[[ RECORD EXCERPTS open ]]

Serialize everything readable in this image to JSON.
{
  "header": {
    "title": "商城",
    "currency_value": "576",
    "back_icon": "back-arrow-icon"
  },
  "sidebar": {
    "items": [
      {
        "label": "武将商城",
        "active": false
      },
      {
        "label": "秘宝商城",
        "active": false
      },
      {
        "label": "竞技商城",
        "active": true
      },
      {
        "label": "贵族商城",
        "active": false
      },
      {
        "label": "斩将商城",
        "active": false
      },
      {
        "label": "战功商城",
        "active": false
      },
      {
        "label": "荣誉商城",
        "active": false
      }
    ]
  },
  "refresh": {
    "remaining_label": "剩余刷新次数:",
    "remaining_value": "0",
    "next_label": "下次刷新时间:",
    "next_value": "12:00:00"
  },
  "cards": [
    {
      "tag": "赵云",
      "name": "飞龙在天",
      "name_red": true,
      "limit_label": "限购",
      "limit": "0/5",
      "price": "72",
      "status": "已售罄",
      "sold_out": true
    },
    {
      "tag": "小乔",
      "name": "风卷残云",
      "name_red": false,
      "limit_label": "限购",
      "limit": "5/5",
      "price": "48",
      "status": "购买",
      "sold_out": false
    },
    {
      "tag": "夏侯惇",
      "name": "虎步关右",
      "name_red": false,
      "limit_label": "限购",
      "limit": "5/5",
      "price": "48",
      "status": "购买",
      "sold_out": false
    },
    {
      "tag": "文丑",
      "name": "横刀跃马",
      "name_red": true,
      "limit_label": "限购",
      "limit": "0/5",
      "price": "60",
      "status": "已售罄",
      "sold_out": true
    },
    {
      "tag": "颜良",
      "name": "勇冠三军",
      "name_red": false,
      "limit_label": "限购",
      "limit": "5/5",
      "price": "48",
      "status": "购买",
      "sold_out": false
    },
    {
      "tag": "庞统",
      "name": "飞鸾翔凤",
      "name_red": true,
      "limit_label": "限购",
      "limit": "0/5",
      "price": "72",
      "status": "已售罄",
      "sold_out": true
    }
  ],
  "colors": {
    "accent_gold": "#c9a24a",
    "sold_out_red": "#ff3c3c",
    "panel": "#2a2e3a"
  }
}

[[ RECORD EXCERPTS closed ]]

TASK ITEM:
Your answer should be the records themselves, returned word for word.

ANSWER SPACE:
Serialize everything readable in this image to JSON.
{
  "header": {
    "title": "商城",
    "currency_value": "576",
    "back_icon": "back-arrow-icon"
  },
  "sidebar": {
    "items": [
      {
        "label": "武将商城",
        "active": false
      },
      {
        "label": "秘宝商城",
        "active": false
      },
      {
        "label": "竞技商城",
        "active": true
      },
      {
        "label": "贵族商城",
        "active": false
      },
      {
        "label": "斩将商城",
        "active": false
      },
      {
        "label": "战功商城",
        "active": false
      },
      {
        "label": "荣誉商城",
        "active": false
      }
    ]
  },
  "refresh": {
    "remaining_label": "剩余刷新次数:",
    "remaining_value": "0",
    "next_label": "下次刷新时间:",
    "next_value": "12:00:00"
  },
  "cards": [
    {
      "tag": "赵云",
      "name": "飞龙在天",
      "name_red": true,
      "limit_label": "限购",
      "limit": "0/5",
      "price": "72",
      "status": "已售罄",
      "sold_out": true
    },
    {
      "tag": "小乔",
      "name": "风卷残云",
      "name_red": false,
      "limit_label": "限购",
      "limit": "5/5",
      "price": "48",
      "status": "购买",
      "sold_out": false
    },
    {
      "tag": "夏侯惇",
      "name": "虎步关右",
      "name_red": false,
      "limit_label": "限购",
      "limit": "5/5",
      "price": "48",
      "status": "购买",
      "sold_out": false
    },
    {
      "tag": "文丑",
      "name": "横刀跃马",
      "name_red": true,
      "limit_label": "限购",
      "limit": "0/5",
      "price": "60",
      "status": "已售罄",
      "sold_out": true
    },
    {
      "tag": "颜良",
      "name": "勇冠三军",
      "name_red": false,
      "limit_label": "限购",
      "limit": "5/5",
      "price": "48",
      "status": "购买",
      "sold_out": false
    },
    {
      "tag": "庞统",
      "name": "飞鸾翔凤",
      "name_red": true,
      "limit_label": "限购",
      "limit": "0/5",
      "price": "72",
      "status": "已售罄",
      "sold_out": true
    }
  ],
  "colors": {
    "accent_gold": "#c9a24a",
    "sold_out_red": "#ff3c3c",
    "panel": "#2a2e3a"
  }
}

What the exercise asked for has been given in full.